AN award-winning music festival has generated £20 million to a Scottish island’s economy over its 20 year history, organisers have claimed.
The Hebridean Celtic Festival, which attracted about 1,000 local followers in its first year in 1996, now draws crowds of 15,000 annually to Stornoway, with half coming from outside the islands.
Over the years fans from over 100 countries have made the pilgrimage to the four-day festival – which this year is being held from 15-18 July.
They help double the population of the host town and provide the biggest money spinner for local businesses outside the festive season.
HebCelt organisers calculate the overall economic impact of the festival over the 20 years is up to £20 million at current prices, with bars, restaurants, cafes, accommodation providers and transport firms among those benefiting.
Since the first festival, 202,000 fans have attended concerts, with 10 per cent arriving from abroad, 40 per cent from other parts of the UK and the other 50 per cent made up of local followers.
Festival director Caroline Maclennan said: “As we look back over the 20 years, the growth of the festival has been phenomenal.
“It is now the biggest single annual event in the Outer Hebrides and is a vital economic generator with businesses saying the money they earn during festival week helps them until Christmas.
“We enjoy fantastic support from the local community and also from fans across the UK, Europe and beyond. We have regulars from the US and Australia and this year alone people have booked from Canada, all around Europe, Qatar and the United Arab Emirates.”
She added: “HebCelt really has come of age over the past two decades which is all thanks to the hard work and dedication of the local community, sponsors and support we get year after year from the public.”
The festival’s impact has been praised by local MSP Alasdair Allan.
He said: “The importance of HebCelt economically and culturally to the islands cannot be over-stated. It has been a huge draw in terms of tourism and in supporting and sustaining local businesses over 20 years, as the figures demonstrate.
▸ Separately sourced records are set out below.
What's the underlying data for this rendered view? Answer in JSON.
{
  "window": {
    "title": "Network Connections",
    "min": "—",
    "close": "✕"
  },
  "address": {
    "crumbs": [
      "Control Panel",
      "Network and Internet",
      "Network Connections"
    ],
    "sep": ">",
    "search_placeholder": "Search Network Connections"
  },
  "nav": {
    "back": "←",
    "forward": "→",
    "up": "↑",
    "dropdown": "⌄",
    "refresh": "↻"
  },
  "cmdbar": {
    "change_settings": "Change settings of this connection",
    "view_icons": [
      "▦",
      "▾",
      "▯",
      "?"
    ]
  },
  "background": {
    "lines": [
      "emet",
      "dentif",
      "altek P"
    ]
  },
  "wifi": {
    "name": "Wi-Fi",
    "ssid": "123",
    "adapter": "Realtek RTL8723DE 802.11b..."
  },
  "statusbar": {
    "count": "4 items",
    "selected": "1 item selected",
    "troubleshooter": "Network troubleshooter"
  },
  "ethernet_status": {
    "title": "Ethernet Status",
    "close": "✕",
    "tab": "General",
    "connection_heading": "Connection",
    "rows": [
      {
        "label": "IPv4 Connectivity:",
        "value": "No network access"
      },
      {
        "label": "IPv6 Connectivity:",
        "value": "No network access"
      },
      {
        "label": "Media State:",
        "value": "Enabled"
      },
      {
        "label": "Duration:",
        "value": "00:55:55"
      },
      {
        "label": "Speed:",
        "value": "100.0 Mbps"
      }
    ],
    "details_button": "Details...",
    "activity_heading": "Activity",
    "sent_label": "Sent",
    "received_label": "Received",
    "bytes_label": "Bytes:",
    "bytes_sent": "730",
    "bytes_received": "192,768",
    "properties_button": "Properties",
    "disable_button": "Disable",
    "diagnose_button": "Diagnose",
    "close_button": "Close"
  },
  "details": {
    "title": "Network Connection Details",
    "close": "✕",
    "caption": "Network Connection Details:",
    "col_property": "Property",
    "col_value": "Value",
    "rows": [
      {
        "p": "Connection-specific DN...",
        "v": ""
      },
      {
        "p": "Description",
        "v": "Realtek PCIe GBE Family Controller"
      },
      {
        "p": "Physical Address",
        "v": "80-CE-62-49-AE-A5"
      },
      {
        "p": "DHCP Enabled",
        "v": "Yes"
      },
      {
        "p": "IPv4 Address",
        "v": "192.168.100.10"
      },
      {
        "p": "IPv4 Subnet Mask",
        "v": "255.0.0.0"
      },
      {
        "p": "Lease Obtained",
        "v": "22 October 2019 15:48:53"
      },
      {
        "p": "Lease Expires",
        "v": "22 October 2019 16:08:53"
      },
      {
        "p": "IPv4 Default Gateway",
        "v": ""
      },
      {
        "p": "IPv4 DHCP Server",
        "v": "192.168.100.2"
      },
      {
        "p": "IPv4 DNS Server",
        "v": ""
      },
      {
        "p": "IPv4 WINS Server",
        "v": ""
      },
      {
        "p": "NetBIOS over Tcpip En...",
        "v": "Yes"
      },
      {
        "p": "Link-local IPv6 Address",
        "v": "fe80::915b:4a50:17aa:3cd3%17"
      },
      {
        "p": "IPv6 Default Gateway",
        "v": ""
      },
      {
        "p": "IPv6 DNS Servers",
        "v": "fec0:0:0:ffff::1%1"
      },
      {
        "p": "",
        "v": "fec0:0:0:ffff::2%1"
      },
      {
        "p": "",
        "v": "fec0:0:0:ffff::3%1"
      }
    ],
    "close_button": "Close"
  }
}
“It does a wonderful job promoting traditional music and the Gaelic language and raising the profile of the islands to an international audience.”